Randall G. Worth, Ph.D. – Associate Professor – Dr. Worth's laboratory investigates the role of platelets in inflammation and infection. At a basic science level, they are identifying pathways involved in pathogen destruction by platelets. To do this, they have engineered a transgenic mouse strain capable of conditional platelet depletion. When mice are depleted of platelets, responses against infectious agents can be studied. Dr. Worth also heads a translational project directed at understanding the interaction between inflammation and thrombosis. Specifically, they study the role of platelets in such autoimmune diseases as Systemic Lupus Erythematosus. This project is revealing exciting new ways that platelets respond to IgG-complexes during disease.

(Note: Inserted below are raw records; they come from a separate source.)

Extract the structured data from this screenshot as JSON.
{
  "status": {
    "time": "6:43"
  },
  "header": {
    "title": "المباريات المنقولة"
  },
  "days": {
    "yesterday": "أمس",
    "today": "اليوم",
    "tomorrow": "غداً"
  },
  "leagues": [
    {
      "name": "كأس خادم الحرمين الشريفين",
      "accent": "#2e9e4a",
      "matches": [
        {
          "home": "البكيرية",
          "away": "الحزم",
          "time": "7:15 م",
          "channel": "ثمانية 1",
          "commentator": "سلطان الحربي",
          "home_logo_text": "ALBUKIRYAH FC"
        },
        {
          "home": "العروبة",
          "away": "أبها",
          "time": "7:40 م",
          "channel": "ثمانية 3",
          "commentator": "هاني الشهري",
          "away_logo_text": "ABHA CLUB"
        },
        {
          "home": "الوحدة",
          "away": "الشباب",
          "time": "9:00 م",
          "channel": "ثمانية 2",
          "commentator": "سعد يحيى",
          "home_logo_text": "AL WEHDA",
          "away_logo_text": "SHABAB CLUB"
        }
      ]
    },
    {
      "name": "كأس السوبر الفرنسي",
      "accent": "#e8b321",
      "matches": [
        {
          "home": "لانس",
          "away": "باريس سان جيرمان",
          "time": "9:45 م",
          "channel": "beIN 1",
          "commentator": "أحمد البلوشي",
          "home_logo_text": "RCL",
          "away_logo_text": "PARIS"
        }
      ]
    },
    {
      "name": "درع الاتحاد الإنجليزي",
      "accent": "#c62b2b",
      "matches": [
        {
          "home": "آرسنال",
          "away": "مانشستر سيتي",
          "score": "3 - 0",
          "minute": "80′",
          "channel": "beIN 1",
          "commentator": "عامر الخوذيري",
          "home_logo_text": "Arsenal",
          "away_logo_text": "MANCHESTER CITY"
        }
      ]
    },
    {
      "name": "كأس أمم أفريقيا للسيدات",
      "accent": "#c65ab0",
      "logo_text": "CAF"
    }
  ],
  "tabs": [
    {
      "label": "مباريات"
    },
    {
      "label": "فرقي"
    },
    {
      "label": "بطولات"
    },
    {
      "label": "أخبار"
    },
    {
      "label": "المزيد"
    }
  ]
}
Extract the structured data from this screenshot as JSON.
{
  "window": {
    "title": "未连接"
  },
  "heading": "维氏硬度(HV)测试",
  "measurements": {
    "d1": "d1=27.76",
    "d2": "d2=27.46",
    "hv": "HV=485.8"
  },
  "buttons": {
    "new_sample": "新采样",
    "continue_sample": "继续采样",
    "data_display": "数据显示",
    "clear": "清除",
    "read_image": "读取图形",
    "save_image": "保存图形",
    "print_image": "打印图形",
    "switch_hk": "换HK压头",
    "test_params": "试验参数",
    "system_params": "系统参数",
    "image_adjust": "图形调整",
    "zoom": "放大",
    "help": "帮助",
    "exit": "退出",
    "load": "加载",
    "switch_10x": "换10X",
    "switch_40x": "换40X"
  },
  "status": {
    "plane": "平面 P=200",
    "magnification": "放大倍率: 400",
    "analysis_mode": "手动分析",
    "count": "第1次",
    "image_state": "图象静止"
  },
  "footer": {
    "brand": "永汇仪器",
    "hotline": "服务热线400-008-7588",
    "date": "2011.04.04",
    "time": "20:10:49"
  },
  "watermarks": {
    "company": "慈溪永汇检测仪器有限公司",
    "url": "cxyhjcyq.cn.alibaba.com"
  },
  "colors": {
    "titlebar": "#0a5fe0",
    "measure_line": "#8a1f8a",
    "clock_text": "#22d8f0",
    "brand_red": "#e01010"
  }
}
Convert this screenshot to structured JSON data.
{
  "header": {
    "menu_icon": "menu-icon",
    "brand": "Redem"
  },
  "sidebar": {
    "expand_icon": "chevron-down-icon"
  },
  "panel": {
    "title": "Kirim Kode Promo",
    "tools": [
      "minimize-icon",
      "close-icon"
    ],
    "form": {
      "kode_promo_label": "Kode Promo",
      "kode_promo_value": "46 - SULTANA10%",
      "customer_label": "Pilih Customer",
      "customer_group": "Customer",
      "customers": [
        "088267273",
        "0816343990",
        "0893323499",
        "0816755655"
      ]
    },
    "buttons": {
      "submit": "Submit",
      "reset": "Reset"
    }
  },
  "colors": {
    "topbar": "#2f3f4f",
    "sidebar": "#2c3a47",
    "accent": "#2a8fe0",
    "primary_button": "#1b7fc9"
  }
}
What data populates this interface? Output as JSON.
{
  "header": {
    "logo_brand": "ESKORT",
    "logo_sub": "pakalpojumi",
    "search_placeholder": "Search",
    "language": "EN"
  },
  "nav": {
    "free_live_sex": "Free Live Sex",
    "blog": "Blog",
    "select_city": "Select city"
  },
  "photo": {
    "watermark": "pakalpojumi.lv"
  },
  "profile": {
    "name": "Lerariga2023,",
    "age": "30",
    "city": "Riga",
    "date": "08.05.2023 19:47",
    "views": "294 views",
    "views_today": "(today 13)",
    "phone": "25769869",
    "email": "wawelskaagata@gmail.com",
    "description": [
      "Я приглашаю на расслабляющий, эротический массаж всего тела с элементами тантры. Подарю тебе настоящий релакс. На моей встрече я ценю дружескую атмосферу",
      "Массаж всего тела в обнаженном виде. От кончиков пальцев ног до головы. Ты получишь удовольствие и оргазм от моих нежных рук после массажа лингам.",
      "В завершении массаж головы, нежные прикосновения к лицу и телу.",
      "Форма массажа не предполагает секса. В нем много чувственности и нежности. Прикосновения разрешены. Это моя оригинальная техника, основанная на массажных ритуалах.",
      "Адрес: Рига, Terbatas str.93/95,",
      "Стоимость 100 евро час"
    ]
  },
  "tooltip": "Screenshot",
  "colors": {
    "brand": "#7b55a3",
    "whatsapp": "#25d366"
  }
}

Division of Rheumatology
Department of Medicine - Health Science Campus
Joan M. Duggan, M.D.
Medicine and Physiology & Molecular Medicine Division, Infectious Diseases
Department of Medicine - Health Science Campus
Brian Harrington, Ph.D., M.P.H.
HSC Public Health, Homeland Security
M. Bashar Kahaleh, M.D.2
Chief, Division of Rheumatology
Department of Medicine - Health Science Campus
Richard W. Komuniecki, Ph.D.
Joan L. and Julius H. Professor of Biomedical Research
Distinguished University Professor
Department of Biological Sciences - Main Campus
Qing-Sheng Mi, M.D., Ph.D.
Henry Ford Health System
Director of Research, Department of Dermatology
Director, Henry Ford Hospital Immunology Program
Deepa Mukundan, M.D.2
Division of Pediatric Infectious Diseases and Immunology
Department of Pediatrics - Health Science Campus
Thomas J. Papadimos, M.D., MPH
Professor of Anesthesiology
Department of Anesthesiology - Wexner Medical Center
The Ohio State University
Anthony Quinn, Ph.D.2
Department of Biology - Main Campus
Michael A. Rees, M.D., Ph.D.1,2
Director, Renal Transplantation and Kidney Paired Donation
Department of Urology - Health Science Campus
Hermann von Grafenstein, M.D., Ph.D.2
Departments of Pharm.-Med/Bio Chem. - Main Campus
1Faculty members who may serve as major advisors or members of student advisory committees.
2Faculty members who may serve as advisory committee members for doctoral students or primary advisors for master's degree students.